Spent last week locked in a windowless room assessing work in the Direct and Engagement categories for this years CLIO awards...in Hawaii no less.
One thing that became clear during the week has been that the delineations between the various disciplines in advertising are getting fuzzier and fuzzier. And while the term engagement might seem hackneyed already, it may yet turn out to be where all the cutting-edge communications sit. Obviously, I'm sworn to secrecy, so I won't even reveal the handful of tropes that have become almost commonplace during the sessions, but I can report a couple of thoughts that are indicative of where things might be heading.
1) Unsurprisingly, social media is everywhere. Very few entries didn't feature it in some form or other, but what often separated the men from the boys was how they used it. The best had a clear idea of an outcome they were striving for and regarded the inevitable viral activity has a lucky bonus, while the less-worthy seemed to regard social media mentions as an end in itself–a sort of spray-and-pray strategy that seemed more like PR than anything else.
2) Print is definitely feels like a forgotten medium. There were pretty much no solus traditional mail packs–everything was tied to or part of a wider collection of activity.
3) That said, with case study films for most of the entries, it was interesting how inspecting the physical items changed the jury's mood and provided some much-needed energy and relief from staring at a screen all day.
4) Most interesting were a number of sophisticated and intelligently thought out campaigns aimed at behavioural change, some of which featured no discernable messaging at all. They were pure exercises in getting people to think and act differently, usually by the deployment of prompts, nudges and changes-of-incentives.
The biggest challenge we face here is defining engagement and unravelling it from direct as a category. It might be that engagement is a catch-all hopper for work that is otherwise category-agnostic or that it's work that drives a range of behaviours, rather than the singular purpose of direct. It might also be that it's work that is aimed at changing people's behaviours but without the rigid direct-like marriage to a metric or that it's work that's aimed at attitudes and feelings, not just behaviours.
I certainly feel privileged to have been part of this definition process and to have witnessed so much amazing work from around the world in one week. I feel that I've glimpsed the future of advertising. I'm not quite so sure where print will in all of this, but if the future simply means that anything goes then it will certainly have a role to play.

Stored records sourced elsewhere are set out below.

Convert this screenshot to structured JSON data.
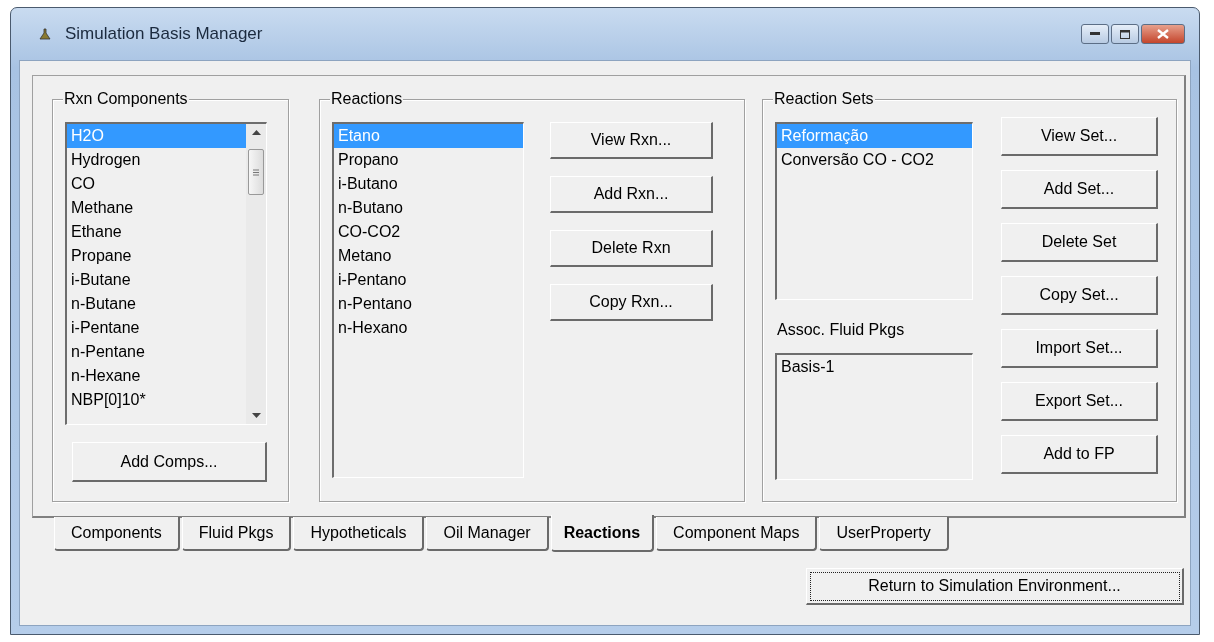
{
  "window": {
    "title": "Simulation Basis Manager"
  },
  "rxn_components": {
    "title": "Rxn Components",
    "items": [
      {
        "label": "H2O",
        "selected": true
      },
      {
        "label": "Hydrogen",
        "selected": false
      },
      {
        "label": "CO",
        "selected": false
      },
      {
        "label": "Methane",
        "selected": false
      },
      {
        "label": "Ethane",
        "selected": false
      },
      {
        "label": "Propane",
        "selected": false
      },
      {
        "label": "i-Butane",
        "selected": false
      },
      {
        "label": "n-Butane",
        "selected": false
      },
      {
        "label": "i-Pentane",
        "selected": false
      },
      {
        "label": "n-Pentane",
        "selected": false
      },
      {
        "label": "n-Hexane",
        "selected": false
      },
      {
        "label": "NBP[0]10*",
        "selected": false
      }
    ],
    "button": "Add Comps..."
  },
  "reactions": {
    "title": "Reactions",
    "items": [
      {
        "label": "Etano",
        "selected": true
      },
      {
        "label": "Propano",
        "selected": false
      },
      {
        "label": "i-Butano",
        "selected": false
      },
      {
        "label": "n-Butano",
        "selected": false
      },
      {
        "label": "CO-CO2",
        "selected": false
      },
      {
        "label": "Metano",
        "selected": false
      },
      {
        "label": "i-Pentano",
        "selected": false
      },
      {
        "label": "n-Pentano",
        "selected": false
      },
      {
        "label": "n-Hexano",
        "selected": false
      }
    ],
    "buttons": [
      "View Rxn...",
      "Add Rxn...",
      "Delete Rxn",
      "Copy Rxn..."
    ]
  },
  "reaction_sets": {
    "title": "Reaction Sets",
    "items": [
      {
        "label": "Reformação",
        "selected": true
      },
      {
        "label": "Conversão CO - CO2",
        "selected": false
      }
    ],
    "assoc_label": "Assoc. Fluid Pkgs",
    "fluid_pkgs": [
      {
        "label": "Basis-1",
        "selected": false
      }
    ],
    "buttons": [
      "View Set...",
      "Add Set...",
      "Delete Set",
      "Copy Set...",
      "Import Set...",
      "Export Set...",
      "Add to FP"
    ]
  },
  "tabs": [
    {
      "label": "Components",
      "selected": false
    },
    {
      "label": "Fluid Pkgs",
      "selected": false
    },
    {
      "label": "Hypotheticals",
      "selected": false
    },
    {
      "label": "Oil Manager",
      "selected": false
    },
    {
      "label": "Reactions",
      "selected": true
    },
    {
      "label": "Component Maps",
      "selected": false
    },
    {
      "label": "UserProperty",
      "selected": false
    }
  ],
  "return_button": {
    "label": "Return to Simulation Environment...",
    "focused": true
  }
}
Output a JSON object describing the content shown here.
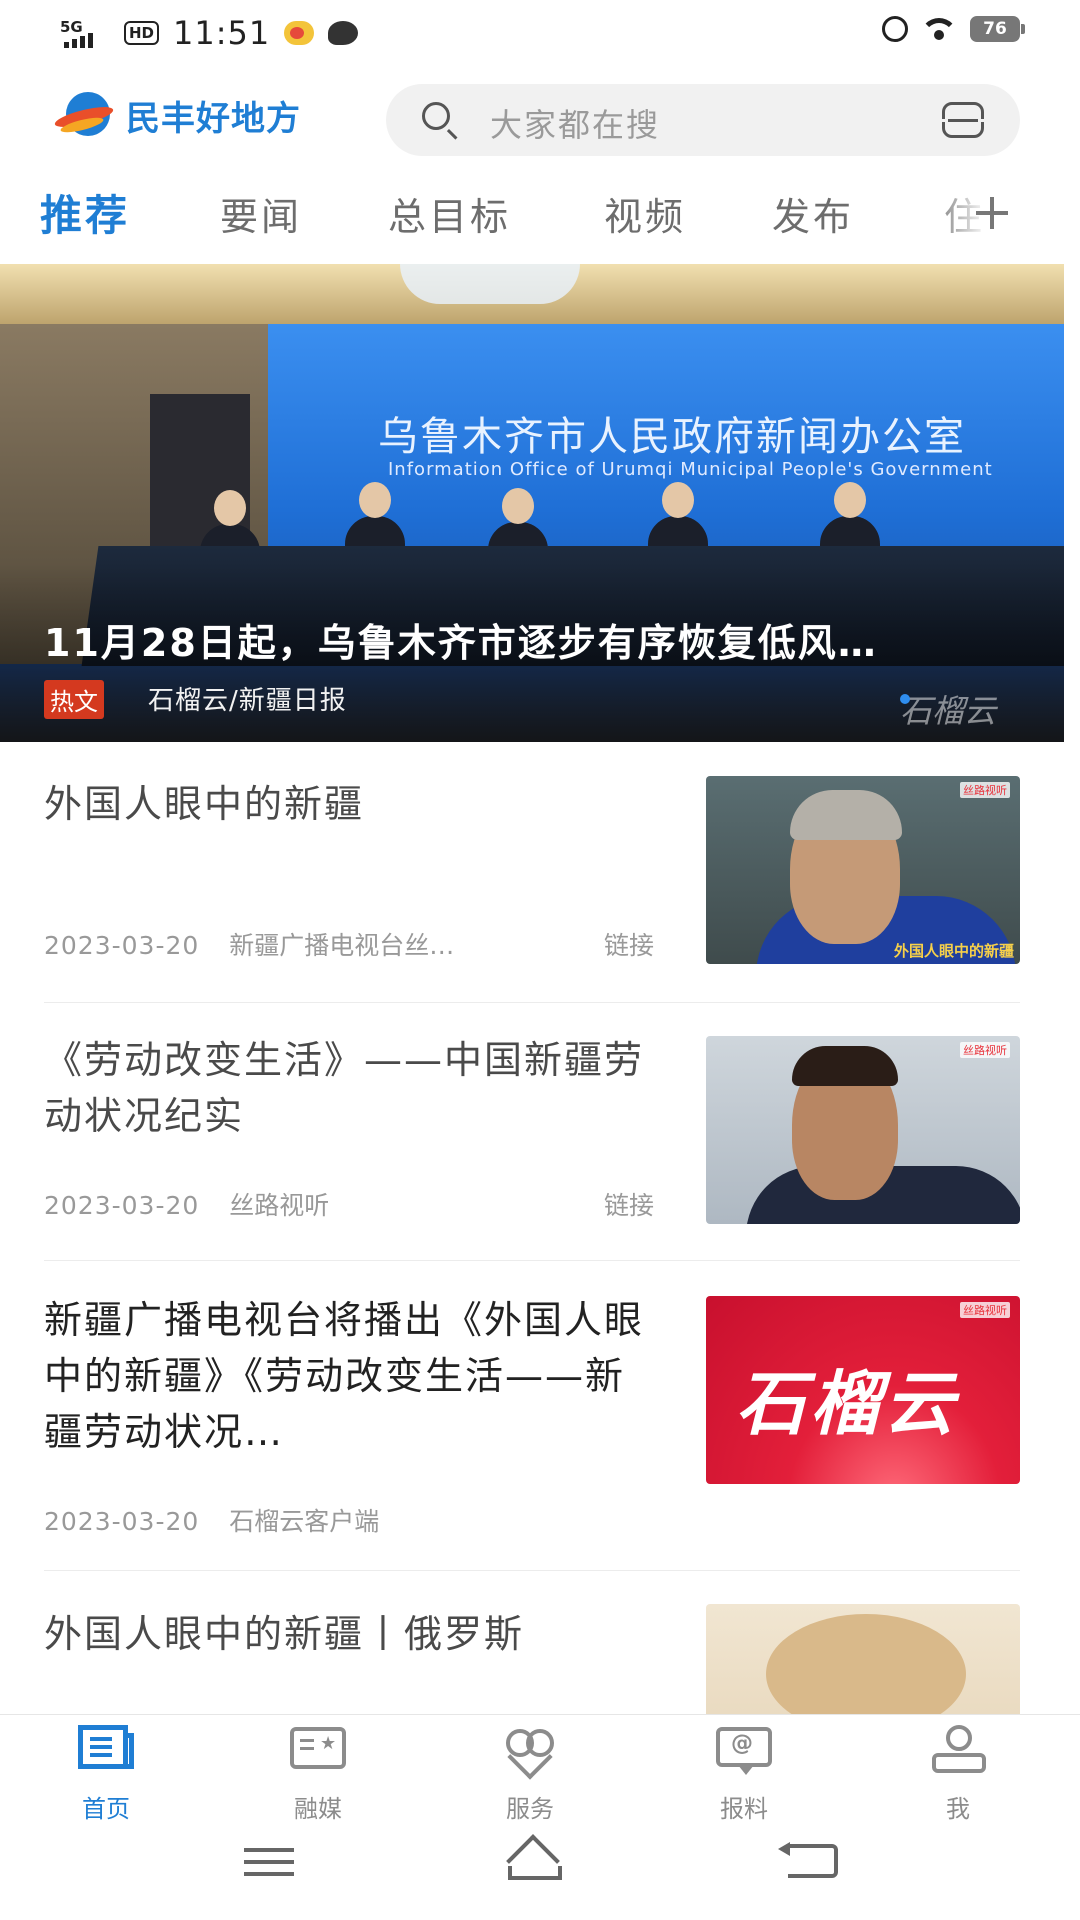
{
  "status_bar": {
    "network": "5G",
    "hd": "HD",
    "time": "11:51",
    "battery": "76"
  },
  "header": {
    "app_name": "民丰好地方",
    "search_placeholder": "大家都在搜"
  },
  "tabs": [
    {
      "label": "推荐",
      "active": true
    },
    {
      "label": "要闻",
      "active": false
    },
    {
      "label": "总目标",
      "active": false
    },
    {
      "label": "视频",
      "active": false
    },
    {
      "label": "发布",
      "active": false
    },
    {
      "label": "住",
      "active": false
    }
  ],
  "hero": {
    "title": "11月28日起，乌鲁木齐市逐步有序恢复低风…",
    "tag": "热文",
    "source": "石榴云/新疆日报",
    "screen_cn": "乌鲁木齐市人民政府新闻办公室",
    "screen_en": "Information Office of Urumqi Municipal People's Government",
    "watermark": "石榴云"
  },
  "news": [
    {
      "title": "外国人眼中的新疆",
      "date": "2023-03-20",
      "source": "新疆广播电视台丝…",
      "link": "链接"
    },
    {
      "title": "《劳动改变生活》——中国新疆劳动状况纪实",
      "date": "2023-03-20",
      "source": "丝路视听",
      "link": "链接"
    },
    {
      "title": "新疆广播电视台将播出《外国人眼中的新疆》《劳动改变生活——新疆劳动状况…",
      "date": "2023-03-20",
      "source": "石榴云客户端",
      "thumb_text": "石榴云"
    },
    {
      "title": "外国人眼中的新疆丨俄罗斯"
    }
  ],
  "thumb1_caption": "外国人眼中的新疆",
  "thumb_badge": "丝路视听",
  "bottom_nav": [
    {
      "label": "首页",
      "active": true
    },
    {
      "label": "融媒",
      "active": false
    },
    {
      "label": "服务",
      "active": false
    },
    {
      "label": "报料",
      "active": false
    },
    {
      "label": "我",
      "active": false
    }
  ],
  "colors": {
    "accent": "#1f7ed4",
    "tag_red": "#d4391f"
  }
}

Thank you to all the CLIO team for their impeccable organisation and for making me feel so welcome (and for flying me to Hawaii). It worth it, even though we were locked in a windowless room for the week.